Towards the end of his life, Edward Said became more bold, politically active, and radical. He forcefully rejected the Oslo Accords signed by the Palestine Liberation Organization and Israel in 1993. This was because he viewed them merely as a betrayal of the Palestinian cause. In 2000, on his visit to Lebanon, Said threw a stone across the border at an Israeli watchtower—a symbolic act that enraged the Zionist right. Today’s academia broadly accepts Edward Said’s critique of Orientalism and his postcolonial theory.
On September 25, 2003, Edward Said died in New York, U.S. He was buried in the Protestant Cemetery in Broumana, Lebanon. After his death, several books have been written as a tribute to Edward Said. Some of these books include:
- Waiting for the Barbarians: A Tribute to Edward W. Said (2008)
- Edward Said: The Charisma of Criticism (2010)
- Edward Said: A Legacy of Emancipation and Representations (2010)
While gone for years, Said’s words still matter. And they matter more with each passing day. There is no doubt that amid the waning of humaneness, Edward Said emerged as one of the last literary scholars with a public presence. If his words still powerfully resonate today, it is due to the evils he helped expose are as powerful as ever.
Awards and Honors
Edward W. Said received many honors, awards, and prizes during his life. Some of them include:
- The Bowdoin Prize by Harvard University (1960)
- The Lionel Trilling Book Award (1976)
- Wellek Prize of the American Comparative Literature Association (1984)
- Sultan Oweiss Award (1996–97)
- The Lannan Literary Prize for Lifetime Achievement (2001)
- The Prince Asturias Award for Concord (2002)
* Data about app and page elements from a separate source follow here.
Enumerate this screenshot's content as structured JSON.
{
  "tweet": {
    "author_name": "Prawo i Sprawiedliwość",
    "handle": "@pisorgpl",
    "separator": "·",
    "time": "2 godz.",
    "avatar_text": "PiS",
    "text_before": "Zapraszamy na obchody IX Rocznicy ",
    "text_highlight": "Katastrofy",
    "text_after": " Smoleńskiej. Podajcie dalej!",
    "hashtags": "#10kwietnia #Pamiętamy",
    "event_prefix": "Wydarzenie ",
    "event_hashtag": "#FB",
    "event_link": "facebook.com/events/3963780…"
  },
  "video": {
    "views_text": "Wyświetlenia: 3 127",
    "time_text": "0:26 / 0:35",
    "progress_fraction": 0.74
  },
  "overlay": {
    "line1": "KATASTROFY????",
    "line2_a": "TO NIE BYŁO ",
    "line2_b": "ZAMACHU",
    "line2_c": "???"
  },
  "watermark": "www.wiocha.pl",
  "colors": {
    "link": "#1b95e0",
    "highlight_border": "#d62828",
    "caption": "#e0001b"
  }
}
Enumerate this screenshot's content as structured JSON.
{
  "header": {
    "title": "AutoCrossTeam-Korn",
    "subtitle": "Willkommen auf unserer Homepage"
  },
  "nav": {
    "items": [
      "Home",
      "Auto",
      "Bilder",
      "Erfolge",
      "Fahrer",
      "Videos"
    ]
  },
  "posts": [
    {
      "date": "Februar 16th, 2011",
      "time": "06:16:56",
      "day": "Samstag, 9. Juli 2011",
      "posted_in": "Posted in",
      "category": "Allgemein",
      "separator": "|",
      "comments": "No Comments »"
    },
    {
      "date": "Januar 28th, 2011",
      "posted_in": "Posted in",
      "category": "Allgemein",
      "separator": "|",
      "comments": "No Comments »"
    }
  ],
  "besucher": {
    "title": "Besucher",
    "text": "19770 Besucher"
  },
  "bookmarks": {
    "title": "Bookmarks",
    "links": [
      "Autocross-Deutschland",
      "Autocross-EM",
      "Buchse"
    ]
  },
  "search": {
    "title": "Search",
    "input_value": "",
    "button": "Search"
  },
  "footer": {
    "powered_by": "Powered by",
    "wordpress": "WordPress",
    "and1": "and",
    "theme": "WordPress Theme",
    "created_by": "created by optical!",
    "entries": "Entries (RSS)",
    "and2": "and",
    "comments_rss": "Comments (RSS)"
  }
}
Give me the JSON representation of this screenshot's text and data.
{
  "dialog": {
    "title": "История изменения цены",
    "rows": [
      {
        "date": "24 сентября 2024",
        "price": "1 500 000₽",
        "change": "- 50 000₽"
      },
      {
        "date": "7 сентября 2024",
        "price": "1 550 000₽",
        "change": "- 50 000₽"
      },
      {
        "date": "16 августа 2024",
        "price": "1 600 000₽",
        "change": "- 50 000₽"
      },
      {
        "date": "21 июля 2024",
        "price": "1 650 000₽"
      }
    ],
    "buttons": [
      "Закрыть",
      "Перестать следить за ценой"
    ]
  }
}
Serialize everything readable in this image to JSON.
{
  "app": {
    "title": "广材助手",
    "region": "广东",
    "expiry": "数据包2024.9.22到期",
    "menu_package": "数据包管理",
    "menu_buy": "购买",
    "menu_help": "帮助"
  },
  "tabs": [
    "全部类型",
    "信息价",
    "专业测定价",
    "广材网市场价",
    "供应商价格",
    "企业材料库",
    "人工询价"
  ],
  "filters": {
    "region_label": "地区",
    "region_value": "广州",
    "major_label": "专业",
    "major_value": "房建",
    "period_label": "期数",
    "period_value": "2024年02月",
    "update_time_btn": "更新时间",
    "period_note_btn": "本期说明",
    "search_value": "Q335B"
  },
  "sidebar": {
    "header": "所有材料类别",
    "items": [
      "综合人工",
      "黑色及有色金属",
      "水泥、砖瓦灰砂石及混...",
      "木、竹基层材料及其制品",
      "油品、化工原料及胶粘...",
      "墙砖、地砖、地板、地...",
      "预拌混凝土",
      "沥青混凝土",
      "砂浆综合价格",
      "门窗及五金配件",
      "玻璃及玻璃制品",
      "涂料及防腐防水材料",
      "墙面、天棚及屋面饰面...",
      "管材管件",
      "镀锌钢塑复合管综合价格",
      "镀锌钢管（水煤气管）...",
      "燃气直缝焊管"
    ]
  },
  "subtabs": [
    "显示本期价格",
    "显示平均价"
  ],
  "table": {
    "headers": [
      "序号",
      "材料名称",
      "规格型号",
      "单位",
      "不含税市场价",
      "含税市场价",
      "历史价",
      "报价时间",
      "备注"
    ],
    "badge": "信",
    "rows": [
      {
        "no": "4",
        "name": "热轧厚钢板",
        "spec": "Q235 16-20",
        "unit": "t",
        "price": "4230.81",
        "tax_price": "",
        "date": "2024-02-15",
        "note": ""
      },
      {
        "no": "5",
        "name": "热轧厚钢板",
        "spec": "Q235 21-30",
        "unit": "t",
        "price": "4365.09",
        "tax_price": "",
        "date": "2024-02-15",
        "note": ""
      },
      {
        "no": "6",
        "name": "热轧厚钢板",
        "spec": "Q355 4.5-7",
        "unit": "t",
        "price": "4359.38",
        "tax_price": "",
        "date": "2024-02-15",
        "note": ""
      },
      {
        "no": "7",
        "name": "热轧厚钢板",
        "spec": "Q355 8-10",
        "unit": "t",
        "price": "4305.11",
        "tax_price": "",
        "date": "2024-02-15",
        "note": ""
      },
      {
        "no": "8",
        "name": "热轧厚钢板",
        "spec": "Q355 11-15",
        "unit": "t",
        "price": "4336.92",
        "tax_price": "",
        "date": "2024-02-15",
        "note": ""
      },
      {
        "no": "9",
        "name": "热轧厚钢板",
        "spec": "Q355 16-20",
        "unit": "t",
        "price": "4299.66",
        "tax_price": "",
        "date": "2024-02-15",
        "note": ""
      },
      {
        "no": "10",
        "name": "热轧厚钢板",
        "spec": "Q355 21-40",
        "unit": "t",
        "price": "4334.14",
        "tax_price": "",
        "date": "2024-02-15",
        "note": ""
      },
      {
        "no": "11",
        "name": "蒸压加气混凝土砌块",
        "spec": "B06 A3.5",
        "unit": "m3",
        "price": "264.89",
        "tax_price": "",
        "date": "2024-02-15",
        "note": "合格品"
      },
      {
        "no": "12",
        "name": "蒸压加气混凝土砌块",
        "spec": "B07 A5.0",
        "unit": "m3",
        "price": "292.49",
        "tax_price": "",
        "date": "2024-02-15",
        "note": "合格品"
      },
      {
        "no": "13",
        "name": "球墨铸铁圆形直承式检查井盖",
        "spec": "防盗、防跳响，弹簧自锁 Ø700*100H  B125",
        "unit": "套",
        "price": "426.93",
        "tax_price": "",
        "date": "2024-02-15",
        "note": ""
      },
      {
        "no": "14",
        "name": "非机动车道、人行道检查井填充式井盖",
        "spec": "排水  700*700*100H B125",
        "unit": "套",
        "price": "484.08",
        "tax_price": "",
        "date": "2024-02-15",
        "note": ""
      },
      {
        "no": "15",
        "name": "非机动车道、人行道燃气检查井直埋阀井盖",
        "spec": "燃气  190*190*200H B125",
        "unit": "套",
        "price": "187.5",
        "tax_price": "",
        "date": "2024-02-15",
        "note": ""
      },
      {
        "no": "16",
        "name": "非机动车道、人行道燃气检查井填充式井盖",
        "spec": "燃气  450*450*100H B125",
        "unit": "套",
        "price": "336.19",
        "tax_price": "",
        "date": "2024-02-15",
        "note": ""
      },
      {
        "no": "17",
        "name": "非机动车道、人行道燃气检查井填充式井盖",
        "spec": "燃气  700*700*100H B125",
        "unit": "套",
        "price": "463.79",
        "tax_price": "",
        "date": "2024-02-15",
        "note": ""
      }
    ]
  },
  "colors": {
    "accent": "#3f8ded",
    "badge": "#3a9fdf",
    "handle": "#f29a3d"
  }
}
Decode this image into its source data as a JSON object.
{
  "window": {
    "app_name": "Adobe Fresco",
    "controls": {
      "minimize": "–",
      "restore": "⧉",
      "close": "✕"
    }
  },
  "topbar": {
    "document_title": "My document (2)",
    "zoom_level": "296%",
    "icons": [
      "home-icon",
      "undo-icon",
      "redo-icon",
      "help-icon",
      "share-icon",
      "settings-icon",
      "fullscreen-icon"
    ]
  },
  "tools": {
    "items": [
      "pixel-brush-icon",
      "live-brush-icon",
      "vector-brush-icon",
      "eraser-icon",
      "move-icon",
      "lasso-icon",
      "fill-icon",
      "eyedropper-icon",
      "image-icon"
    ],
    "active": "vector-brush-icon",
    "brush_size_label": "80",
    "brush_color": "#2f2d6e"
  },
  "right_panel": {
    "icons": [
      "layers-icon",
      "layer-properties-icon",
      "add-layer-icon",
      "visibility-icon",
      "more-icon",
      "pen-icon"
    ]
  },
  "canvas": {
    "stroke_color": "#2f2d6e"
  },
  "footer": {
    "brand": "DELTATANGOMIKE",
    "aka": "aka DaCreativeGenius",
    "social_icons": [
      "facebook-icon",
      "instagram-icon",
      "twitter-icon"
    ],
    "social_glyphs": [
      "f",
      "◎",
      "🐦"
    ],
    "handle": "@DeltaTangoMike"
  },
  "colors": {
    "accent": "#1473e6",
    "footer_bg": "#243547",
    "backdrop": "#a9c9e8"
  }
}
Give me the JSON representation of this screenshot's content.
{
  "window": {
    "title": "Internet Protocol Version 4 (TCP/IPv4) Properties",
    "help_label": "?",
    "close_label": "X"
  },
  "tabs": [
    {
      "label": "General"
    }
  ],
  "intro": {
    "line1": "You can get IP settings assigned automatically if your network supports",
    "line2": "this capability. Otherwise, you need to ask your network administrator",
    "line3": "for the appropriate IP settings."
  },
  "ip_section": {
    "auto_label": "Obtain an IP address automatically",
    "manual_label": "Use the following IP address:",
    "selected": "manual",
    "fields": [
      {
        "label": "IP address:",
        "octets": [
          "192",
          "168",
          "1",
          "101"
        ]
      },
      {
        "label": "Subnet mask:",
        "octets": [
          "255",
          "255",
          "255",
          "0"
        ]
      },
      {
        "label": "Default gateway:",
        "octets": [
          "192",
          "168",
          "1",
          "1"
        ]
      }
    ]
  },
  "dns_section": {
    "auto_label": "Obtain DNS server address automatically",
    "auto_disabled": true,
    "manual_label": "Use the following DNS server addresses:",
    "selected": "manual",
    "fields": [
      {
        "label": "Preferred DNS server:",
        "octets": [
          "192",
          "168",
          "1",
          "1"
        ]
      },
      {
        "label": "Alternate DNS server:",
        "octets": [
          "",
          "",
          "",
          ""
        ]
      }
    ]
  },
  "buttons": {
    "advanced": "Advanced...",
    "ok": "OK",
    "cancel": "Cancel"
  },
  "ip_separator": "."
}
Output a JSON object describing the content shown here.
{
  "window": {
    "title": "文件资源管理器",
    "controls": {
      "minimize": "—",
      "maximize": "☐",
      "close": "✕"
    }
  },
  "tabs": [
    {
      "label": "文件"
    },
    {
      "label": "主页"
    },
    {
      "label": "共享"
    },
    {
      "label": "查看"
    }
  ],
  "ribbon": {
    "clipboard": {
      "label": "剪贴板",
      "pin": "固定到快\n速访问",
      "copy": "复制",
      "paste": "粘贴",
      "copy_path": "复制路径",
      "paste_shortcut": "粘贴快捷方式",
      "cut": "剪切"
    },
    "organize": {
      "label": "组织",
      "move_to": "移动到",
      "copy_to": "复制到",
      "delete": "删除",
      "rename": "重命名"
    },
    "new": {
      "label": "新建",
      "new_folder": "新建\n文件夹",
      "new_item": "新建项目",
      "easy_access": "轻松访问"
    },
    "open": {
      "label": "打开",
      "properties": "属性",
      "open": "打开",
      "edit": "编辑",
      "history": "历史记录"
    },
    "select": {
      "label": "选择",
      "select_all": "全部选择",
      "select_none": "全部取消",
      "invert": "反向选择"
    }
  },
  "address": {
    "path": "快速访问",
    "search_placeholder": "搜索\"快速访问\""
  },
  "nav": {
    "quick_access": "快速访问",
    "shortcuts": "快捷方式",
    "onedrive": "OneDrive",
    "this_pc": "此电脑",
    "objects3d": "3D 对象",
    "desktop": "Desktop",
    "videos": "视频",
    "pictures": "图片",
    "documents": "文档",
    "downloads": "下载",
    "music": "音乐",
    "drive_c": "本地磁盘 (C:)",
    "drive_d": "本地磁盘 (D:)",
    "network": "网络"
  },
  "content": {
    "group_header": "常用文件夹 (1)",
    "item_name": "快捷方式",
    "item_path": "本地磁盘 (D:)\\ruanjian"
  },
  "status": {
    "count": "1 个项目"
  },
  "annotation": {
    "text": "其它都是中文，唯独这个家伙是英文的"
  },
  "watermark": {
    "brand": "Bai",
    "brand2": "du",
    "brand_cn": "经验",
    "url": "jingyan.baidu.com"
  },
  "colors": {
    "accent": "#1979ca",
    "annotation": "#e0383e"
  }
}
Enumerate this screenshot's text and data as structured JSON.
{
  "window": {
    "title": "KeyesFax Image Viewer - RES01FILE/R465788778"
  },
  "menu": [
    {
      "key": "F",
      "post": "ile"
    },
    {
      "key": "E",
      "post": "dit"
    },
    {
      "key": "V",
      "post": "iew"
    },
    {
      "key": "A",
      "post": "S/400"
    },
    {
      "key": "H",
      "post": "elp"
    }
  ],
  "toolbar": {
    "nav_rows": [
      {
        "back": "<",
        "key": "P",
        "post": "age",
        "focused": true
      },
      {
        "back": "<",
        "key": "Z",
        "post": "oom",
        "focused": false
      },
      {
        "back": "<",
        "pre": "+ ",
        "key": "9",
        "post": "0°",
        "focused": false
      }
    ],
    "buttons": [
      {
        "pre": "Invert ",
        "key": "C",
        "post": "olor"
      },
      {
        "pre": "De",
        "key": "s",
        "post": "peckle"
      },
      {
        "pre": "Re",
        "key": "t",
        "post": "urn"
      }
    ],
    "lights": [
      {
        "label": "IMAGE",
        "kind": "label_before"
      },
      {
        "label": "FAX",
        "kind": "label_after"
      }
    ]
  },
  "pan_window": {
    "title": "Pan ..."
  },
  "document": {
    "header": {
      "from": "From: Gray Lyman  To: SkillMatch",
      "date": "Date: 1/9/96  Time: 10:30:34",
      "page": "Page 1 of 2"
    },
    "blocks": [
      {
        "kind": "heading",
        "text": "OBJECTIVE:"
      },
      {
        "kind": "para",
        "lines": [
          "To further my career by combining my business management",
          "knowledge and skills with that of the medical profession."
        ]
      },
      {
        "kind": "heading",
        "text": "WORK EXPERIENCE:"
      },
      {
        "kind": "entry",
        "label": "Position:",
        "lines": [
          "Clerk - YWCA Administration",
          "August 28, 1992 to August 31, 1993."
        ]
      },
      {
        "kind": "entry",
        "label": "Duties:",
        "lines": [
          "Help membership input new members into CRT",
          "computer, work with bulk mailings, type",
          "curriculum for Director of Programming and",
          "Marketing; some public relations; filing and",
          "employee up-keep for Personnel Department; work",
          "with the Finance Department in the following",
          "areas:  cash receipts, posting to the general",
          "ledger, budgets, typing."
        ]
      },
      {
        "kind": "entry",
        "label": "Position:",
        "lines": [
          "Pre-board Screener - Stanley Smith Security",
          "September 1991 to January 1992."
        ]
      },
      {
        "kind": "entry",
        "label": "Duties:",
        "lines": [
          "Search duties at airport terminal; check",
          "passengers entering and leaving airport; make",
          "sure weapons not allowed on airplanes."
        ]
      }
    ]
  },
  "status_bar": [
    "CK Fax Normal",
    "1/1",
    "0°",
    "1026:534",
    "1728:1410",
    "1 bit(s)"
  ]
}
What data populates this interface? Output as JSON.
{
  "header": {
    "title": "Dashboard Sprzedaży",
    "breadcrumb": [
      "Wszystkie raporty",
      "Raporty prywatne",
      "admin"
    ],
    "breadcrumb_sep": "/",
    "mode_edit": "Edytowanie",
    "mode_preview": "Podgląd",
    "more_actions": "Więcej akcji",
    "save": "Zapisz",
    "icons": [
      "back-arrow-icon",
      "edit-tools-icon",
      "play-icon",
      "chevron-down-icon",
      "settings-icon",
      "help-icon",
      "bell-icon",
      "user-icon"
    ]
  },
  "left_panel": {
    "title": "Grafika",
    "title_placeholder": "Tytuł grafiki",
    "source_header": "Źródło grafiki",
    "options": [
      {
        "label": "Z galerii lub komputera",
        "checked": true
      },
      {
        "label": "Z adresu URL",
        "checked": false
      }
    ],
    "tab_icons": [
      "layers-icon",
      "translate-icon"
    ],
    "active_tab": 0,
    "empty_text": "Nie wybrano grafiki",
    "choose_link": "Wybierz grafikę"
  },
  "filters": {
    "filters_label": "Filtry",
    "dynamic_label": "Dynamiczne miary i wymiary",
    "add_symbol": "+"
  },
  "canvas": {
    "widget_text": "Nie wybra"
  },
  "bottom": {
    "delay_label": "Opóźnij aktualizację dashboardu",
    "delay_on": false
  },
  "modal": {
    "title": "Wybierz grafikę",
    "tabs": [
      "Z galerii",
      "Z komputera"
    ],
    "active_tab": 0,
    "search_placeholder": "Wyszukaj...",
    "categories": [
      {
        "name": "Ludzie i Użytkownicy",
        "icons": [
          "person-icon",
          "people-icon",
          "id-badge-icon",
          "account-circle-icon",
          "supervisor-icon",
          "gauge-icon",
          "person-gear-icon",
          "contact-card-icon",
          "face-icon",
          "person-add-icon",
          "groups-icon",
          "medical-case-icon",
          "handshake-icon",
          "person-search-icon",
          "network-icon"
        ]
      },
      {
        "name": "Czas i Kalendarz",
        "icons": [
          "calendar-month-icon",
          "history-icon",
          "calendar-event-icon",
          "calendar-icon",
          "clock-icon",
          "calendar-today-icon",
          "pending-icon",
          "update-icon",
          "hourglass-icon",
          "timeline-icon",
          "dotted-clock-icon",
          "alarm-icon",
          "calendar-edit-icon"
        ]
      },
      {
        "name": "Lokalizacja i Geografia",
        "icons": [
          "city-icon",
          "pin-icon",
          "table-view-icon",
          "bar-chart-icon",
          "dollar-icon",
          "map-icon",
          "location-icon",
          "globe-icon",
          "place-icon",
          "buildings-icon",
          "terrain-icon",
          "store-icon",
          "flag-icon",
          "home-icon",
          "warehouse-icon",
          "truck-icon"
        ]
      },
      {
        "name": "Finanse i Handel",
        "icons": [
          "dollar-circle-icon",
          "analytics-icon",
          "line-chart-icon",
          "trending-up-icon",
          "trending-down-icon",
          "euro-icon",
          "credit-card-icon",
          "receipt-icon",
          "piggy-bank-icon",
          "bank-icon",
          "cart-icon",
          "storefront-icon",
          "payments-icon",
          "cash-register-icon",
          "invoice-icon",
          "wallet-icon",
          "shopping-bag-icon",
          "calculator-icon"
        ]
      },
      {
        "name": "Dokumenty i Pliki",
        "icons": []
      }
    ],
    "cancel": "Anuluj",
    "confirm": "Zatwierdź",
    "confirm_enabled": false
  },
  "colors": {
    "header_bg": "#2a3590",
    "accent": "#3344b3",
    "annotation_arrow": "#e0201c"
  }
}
Moreover, Edward Said also received numerous honorary doctorates. Among them, he was most proud of the one he received in 1993 from Birzeit University. In addition, Said was a renowned member of the American Academy of Arts and Sciences and a board member of International PEN.